Elvis Costello: Mighty Like a Rose [Warner Bros., 1991]
Too often his pessimism sounds like not just bitterness but spite. He didn't take over the world, and is he mad--not only can't he make the personal political, he can't even make it popular. The Mitchell Froom-produced arrangements here are stuck between Tom Waits as Kurt Weill and Tom Waits as Jackson Browne--Randy Newman is beyond them. So as performed, the good songs are overblown tragedies, the bad ones overblown trifles. The best is the simplest because it's the simplest--"Playboy to a Man," love to hear John Hiatt rockabilly it. The most tragic is the chiliastic "Other Side of Summer," recommended to punk bands in the market for a song with a lot of words in it. And I admit "Invasion Hit Parade" almost makes the spiteful political.
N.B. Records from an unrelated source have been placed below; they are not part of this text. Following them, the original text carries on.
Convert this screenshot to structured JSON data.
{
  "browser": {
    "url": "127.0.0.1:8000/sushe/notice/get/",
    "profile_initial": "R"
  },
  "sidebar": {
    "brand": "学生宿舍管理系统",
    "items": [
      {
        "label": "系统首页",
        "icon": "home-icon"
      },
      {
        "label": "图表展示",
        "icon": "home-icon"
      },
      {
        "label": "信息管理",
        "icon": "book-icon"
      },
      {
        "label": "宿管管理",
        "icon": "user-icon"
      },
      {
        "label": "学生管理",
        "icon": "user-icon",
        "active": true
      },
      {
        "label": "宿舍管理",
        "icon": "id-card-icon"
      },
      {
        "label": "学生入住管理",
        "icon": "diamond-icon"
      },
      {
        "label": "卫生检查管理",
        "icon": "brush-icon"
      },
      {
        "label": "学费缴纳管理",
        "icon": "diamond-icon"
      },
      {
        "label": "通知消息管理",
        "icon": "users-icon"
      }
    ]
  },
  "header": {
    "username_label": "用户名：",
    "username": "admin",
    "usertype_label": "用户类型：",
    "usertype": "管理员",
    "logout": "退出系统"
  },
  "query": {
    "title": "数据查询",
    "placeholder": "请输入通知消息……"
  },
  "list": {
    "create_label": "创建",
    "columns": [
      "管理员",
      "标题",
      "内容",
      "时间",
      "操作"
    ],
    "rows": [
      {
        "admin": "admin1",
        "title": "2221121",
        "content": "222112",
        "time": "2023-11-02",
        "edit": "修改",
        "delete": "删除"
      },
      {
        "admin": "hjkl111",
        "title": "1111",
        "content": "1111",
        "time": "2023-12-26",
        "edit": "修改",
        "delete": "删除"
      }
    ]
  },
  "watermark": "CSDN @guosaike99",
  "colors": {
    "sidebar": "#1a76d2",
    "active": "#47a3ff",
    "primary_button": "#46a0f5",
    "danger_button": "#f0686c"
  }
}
Its theory of life is that fascism has a great deal in common with songs you don't like on the radio. C+